• **Task item**
Search the data for the word "text" and copy every line that contains it.

• **Given data**
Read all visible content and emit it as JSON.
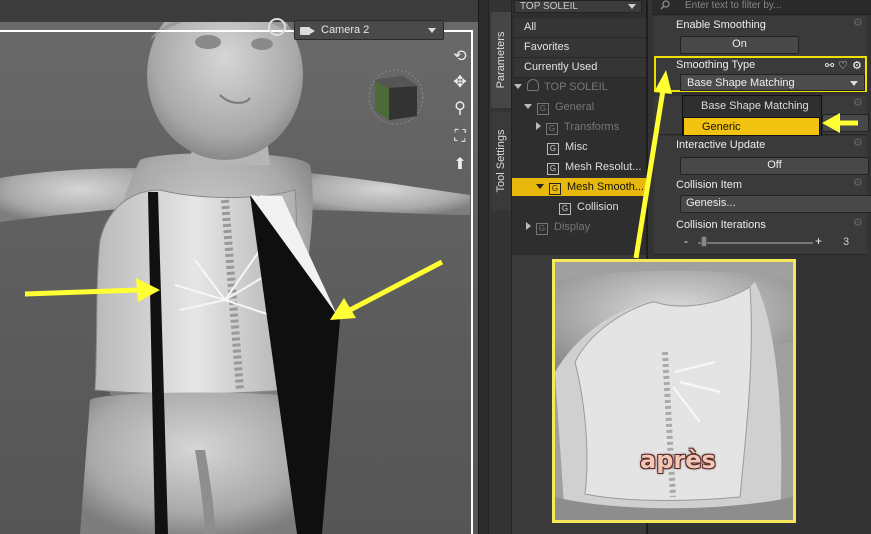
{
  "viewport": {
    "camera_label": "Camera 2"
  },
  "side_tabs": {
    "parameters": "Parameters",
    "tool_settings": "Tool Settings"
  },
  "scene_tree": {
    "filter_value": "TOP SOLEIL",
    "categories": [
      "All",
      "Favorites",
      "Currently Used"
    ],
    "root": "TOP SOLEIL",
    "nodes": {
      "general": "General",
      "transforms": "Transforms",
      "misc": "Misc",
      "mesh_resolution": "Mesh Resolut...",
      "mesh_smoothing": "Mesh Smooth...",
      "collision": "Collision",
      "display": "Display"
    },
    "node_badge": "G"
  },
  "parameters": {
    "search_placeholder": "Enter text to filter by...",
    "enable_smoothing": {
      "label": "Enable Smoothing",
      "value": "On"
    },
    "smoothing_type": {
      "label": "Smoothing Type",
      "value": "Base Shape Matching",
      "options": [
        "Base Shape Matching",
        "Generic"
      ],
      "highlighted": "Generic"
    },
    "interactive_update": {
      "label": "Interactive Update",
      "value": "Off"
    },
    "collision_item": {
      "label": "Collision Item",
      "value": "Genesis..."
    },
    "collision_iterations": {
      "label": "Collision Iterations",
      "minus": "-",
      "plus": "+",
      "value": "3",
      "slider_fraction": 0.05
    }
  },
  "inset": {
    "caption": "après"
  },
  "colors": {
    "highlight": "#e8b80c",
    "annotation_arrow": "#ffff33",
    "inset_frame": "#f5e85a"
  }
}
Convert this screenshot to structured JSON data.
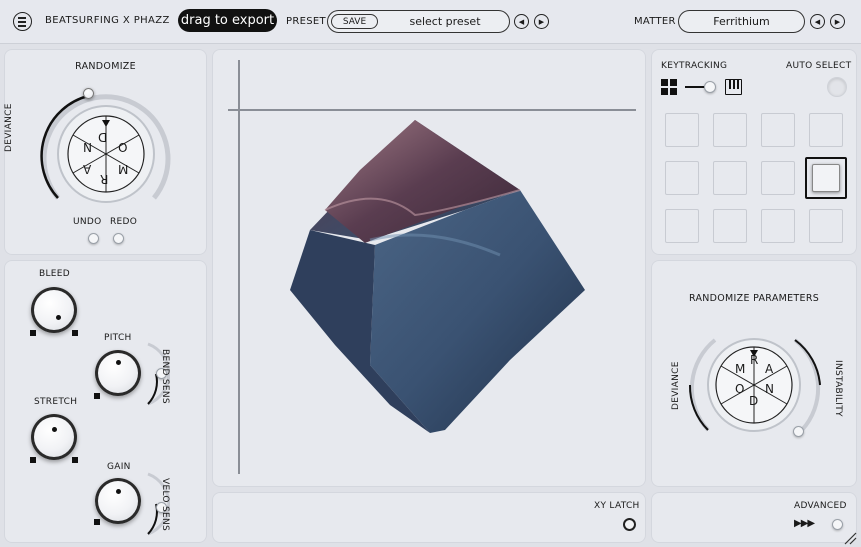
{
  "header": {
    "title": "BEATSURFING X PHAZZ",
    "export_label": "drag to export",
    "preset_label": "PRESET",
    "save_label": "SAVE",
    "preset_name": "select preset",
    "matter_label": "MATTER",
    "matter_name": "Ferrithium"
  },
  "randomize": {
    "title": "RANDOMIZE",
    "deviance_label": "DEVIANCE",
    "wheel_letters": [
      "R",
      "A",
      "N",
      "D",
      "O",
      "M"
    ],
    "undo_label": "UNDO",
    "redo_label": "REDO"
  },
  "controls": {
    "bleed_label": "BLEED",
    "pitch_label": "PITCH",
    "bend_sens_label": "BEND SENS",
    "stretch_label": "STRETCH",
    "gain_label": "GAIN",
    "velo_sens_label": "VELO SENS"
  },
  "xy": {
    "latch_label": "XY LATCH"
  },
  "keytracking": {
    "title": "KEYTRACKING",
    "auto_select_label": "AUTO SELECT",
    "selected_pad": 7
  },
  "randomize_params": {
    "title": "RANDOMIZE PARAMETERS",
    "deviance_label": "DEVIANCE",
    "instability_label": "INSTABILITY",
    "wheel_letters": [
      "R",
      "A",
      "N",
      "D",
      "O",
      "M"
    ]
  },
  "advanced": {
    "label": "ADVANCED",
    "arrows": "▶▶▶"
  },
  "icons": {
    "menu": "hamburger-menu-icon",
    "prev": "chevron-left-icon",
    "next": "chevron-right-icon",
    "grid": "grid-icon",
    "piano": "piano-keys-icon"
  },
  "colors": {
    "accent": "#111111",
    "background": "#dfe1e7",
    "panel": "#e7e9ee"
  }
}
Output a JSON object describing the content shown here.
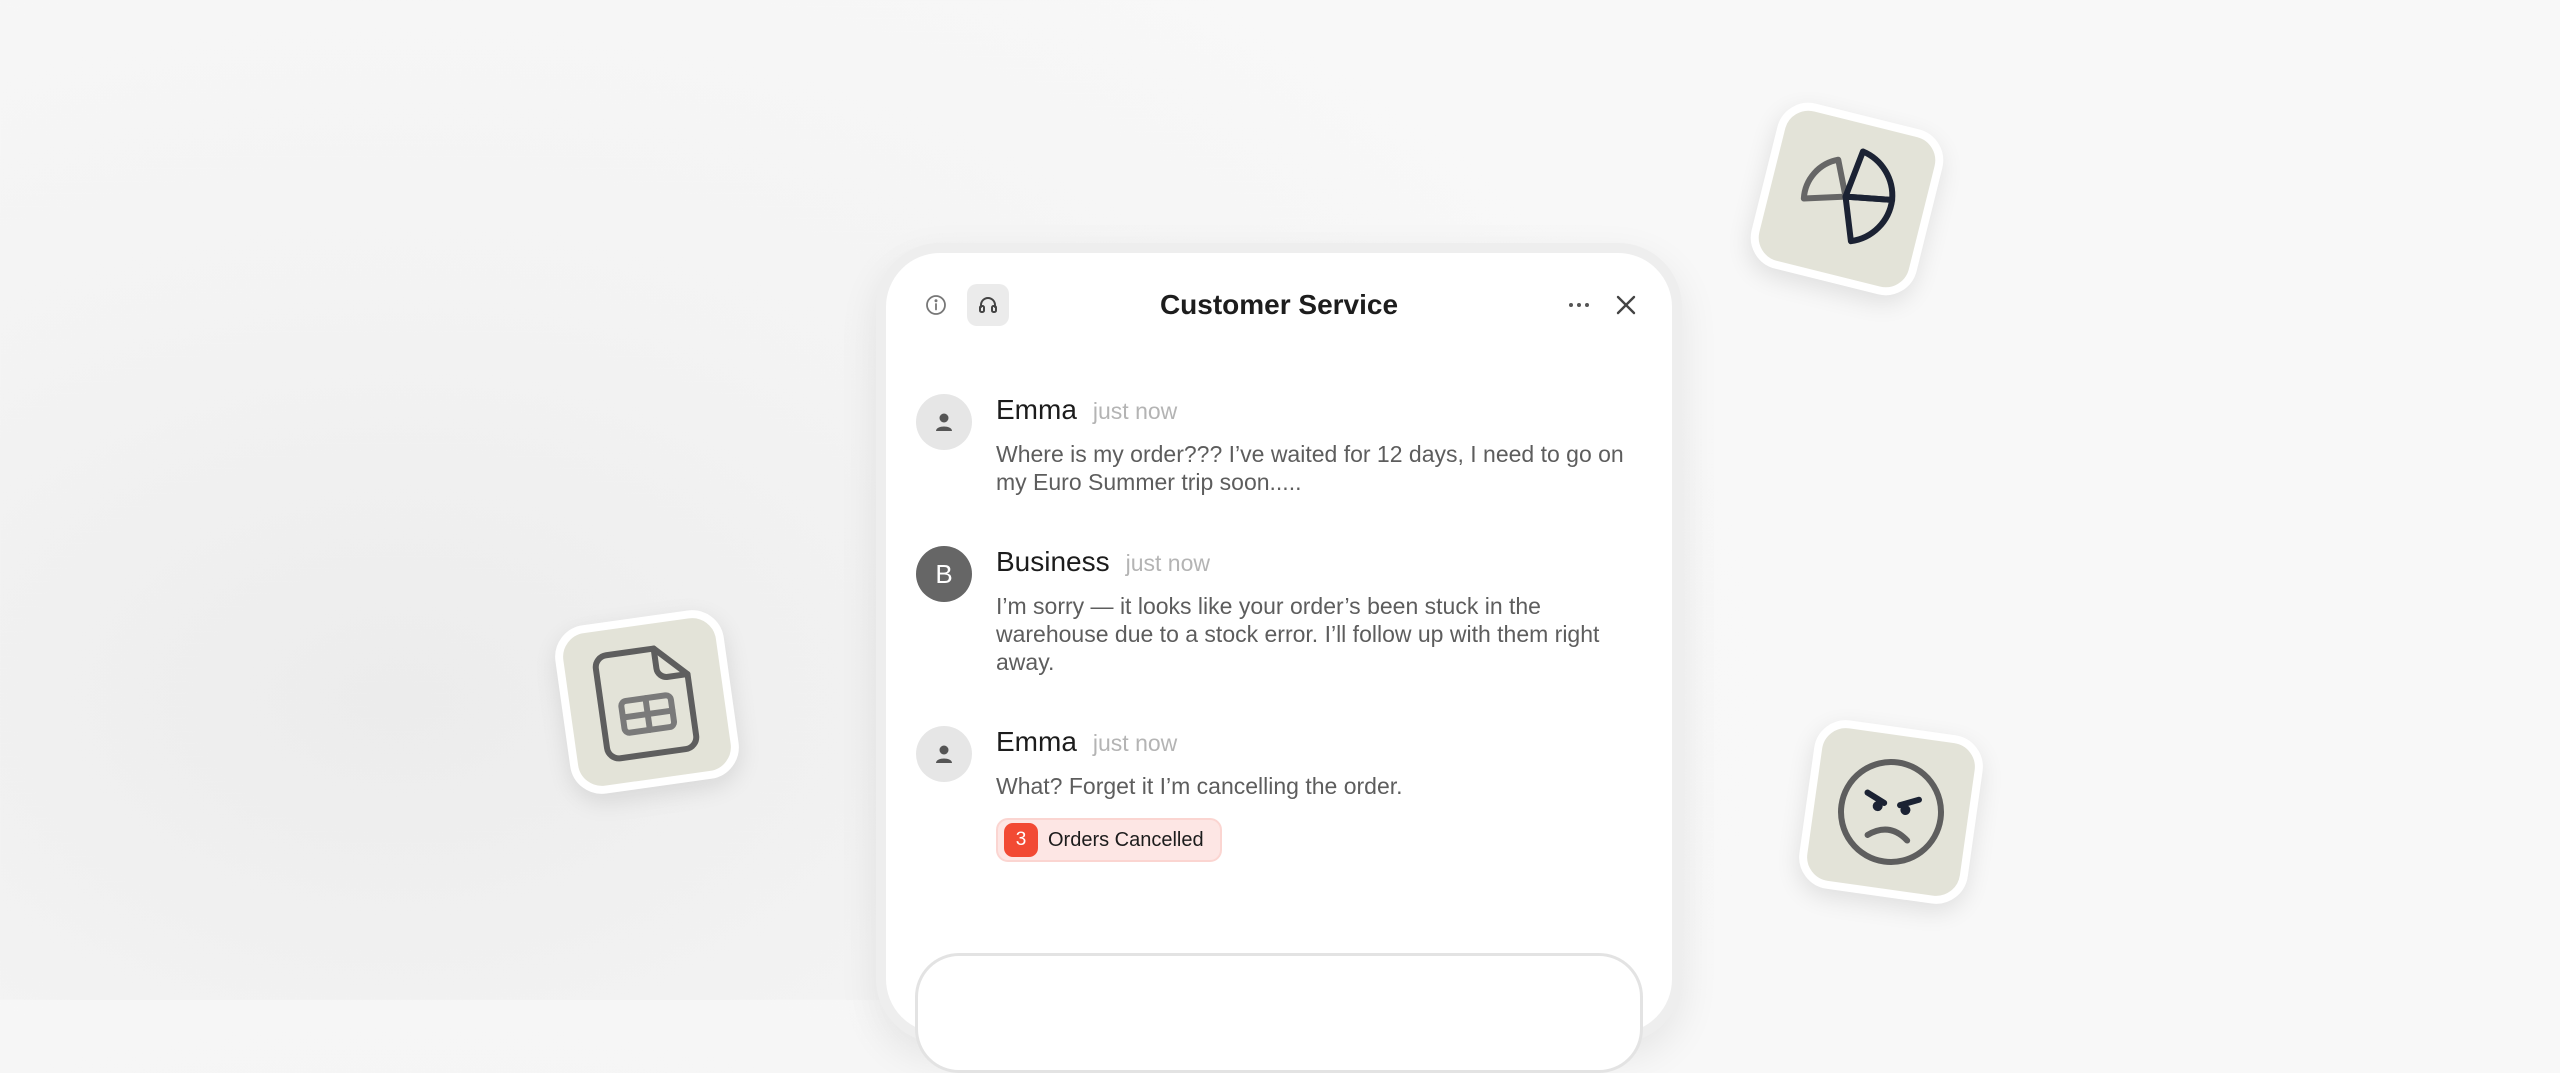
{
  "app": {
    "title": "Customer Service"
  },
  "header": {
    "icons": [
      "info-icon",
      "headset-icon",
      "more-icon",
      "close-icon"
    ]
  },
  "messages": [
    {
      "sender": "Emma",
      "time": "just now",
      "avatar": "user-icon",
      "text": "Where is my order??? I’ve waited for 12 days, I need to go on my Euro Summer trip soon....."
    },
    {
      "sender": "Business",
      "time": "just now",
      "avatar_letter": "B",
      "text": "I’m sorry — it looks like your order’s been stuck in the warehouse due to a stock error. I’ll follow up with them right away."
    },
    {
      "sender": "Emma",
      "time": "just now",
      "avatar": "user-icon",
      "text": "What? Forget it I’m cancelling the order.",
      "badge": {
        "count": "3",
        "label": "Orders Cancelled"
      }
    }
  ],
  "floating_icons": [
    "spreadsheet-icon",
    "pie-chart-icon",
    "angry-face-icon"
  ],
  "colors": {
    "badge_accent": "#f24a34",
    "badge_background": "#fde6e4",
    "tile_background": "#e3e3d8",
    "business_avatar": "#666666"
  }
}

• **Exercise answer**
    "search_placeholder": "Enter text to filter by...",
      "text": "Where is my order??? I’ve waited for 12 days, I need to go on my Euro Summer trip soon....."
      "text": "I’m sorry — it looks like your order’s been stuck in the warehouse due to a stock error. I’ll follow up with them right away."
      "text": "What? Forget it I’m cancelling the order.",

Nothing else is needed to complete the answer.